BEGIN

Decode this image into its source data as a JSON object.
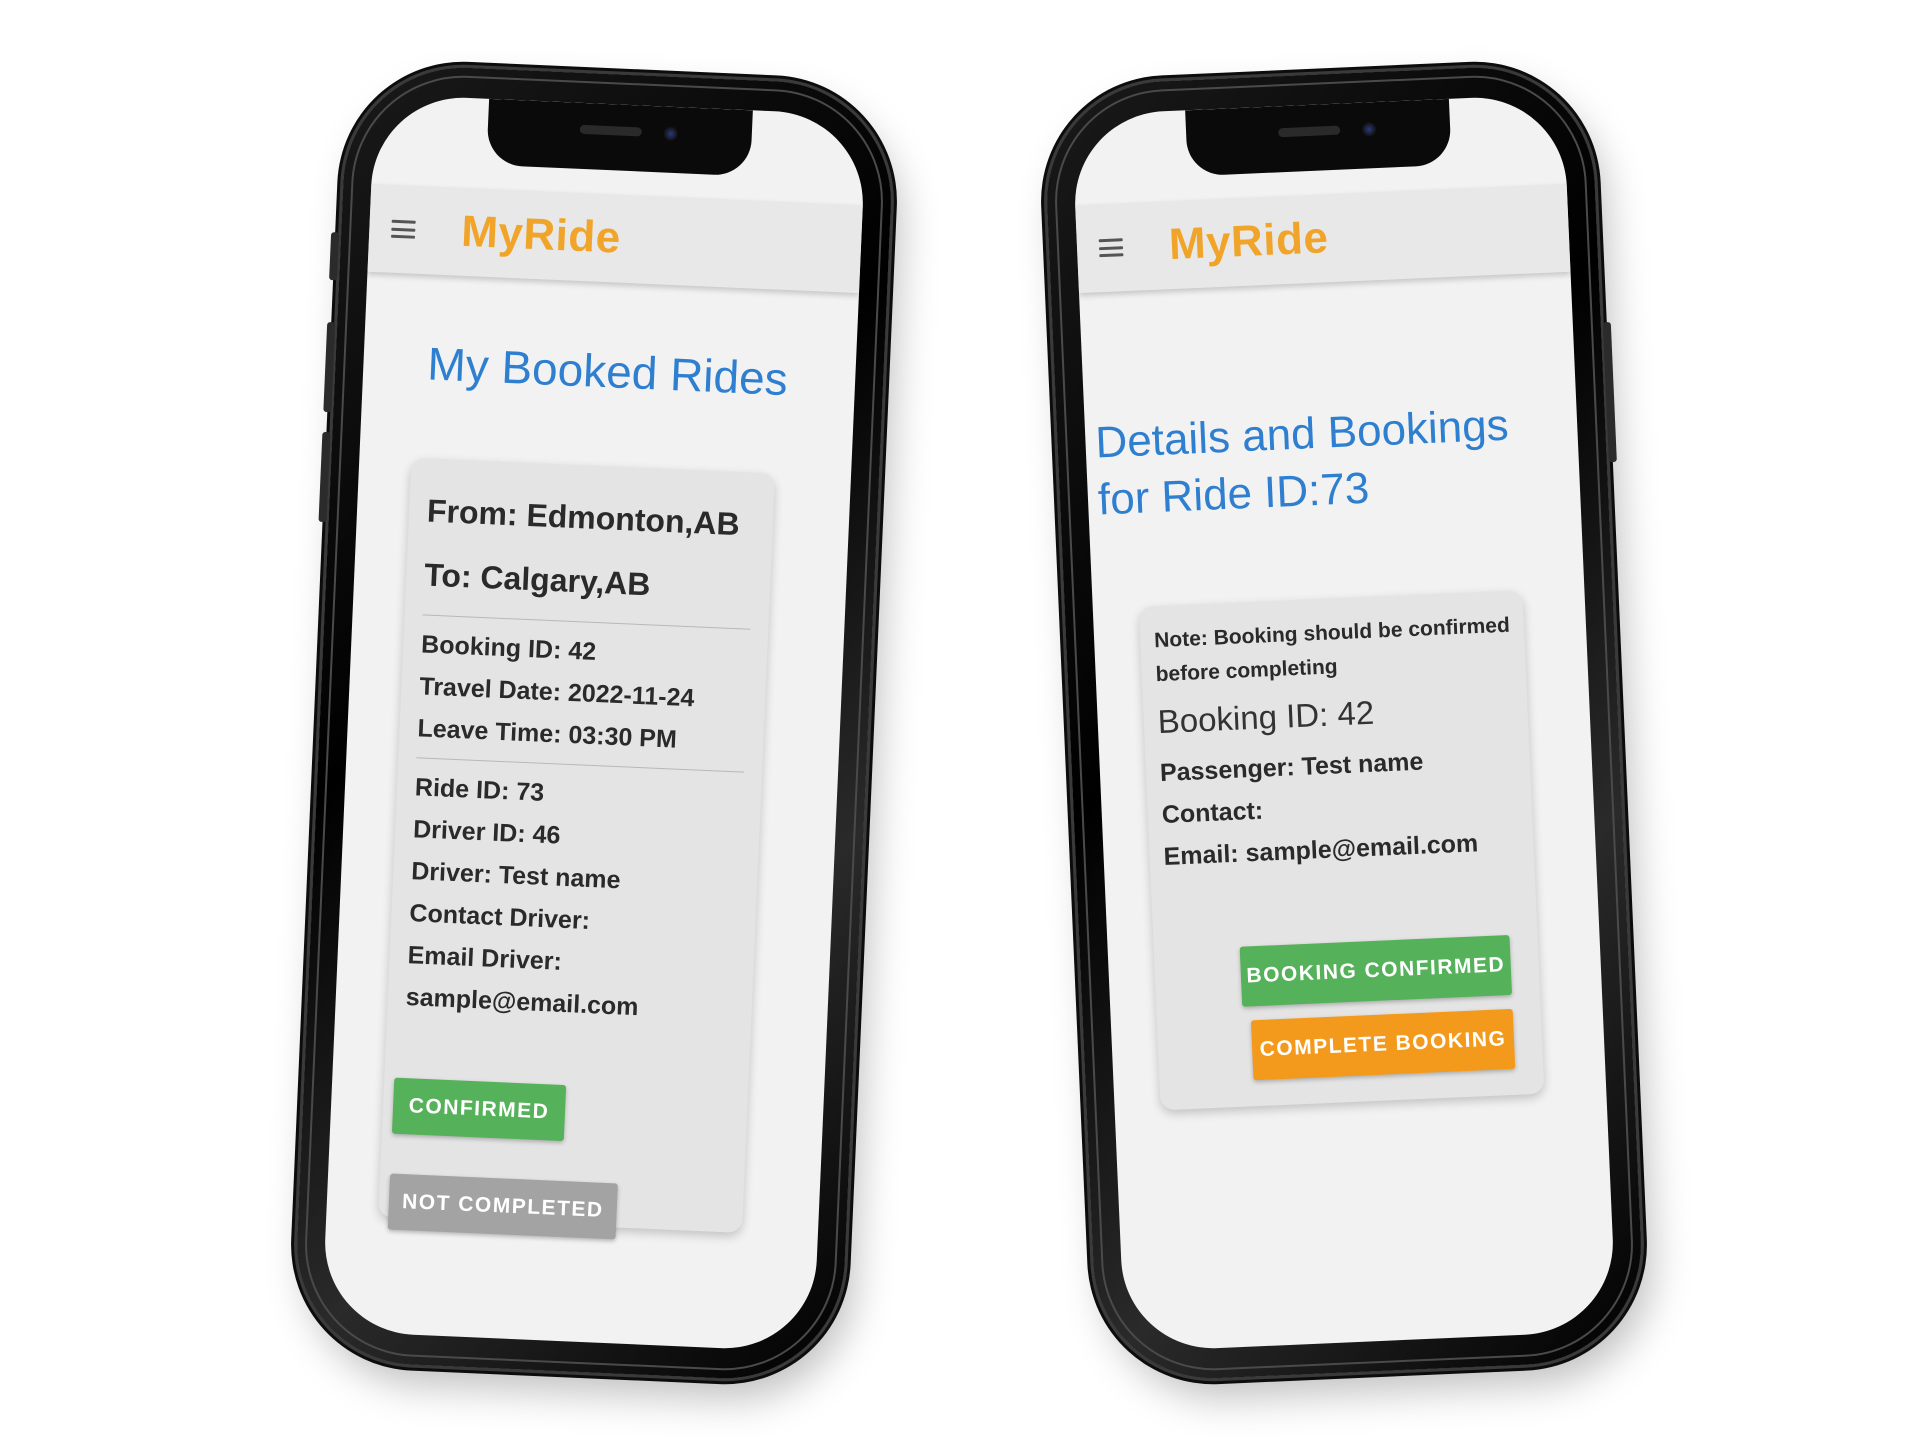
{
  "left_phone": {
    "app_name": "MyRide",
    "page_title": "My Booked Rides",
    "card": {
      "from": "From: Edmonton,AB",
      "to": "To: Calgary,AB",
      "booking_id": "Booking ID: 42",
      "travel_date": "Travel Date: 2022-11-24",
      "leave_time": "Leave Time: 03:30 PM",
      "ride_id": "Ride ID: 73",
      "driver_id": "Driver ID: 46",
      "driver": "Driver: Test name",
      "contact_driver": "Contact Driver:",
      "email_driver": "Email Driver:",
      "email": "sample@email.com",
      "confirmed_label": "CONFIRMED",
      "not_completed_label": "NOT COMPLETED"
    }
  },
  "right_phone": {
    "app_name": "MyRide",
    "page_title_line1": "Details and Bookings",
    "page_title_line2": "for Ride ID:73",
    "card": {
      "note_line1": "Note: Booking should be confirmed",
      "note_line2": "before completing",
      "booking_id": "Booking ID: 42",
      "passenger": "Passenger: Test name",
      "contact": "Contact:",
      "email": "Email: sample@email.com",
      "booking_confirmed_label": "BOOKING CONFIRMED",
      "complete_booking_label": "COMPLETE BOOKING"
    }
  },
  "colors": {
    "logo": "#f0a52a",
    "title": "#2f7fd0",
    "green": "#55b15a",
    "orange": "#f39a1c",
    "grey": "#a3a3a3"
  }
}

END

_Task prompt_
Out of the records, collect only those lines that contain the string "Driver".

_Answer to the exercise_
      "driver_id": "Driver ID: 46",
      "driver": "Driver: Test name",
      "contact_driver": "Contact Driver:",
      "email_driver": "Email Driver:",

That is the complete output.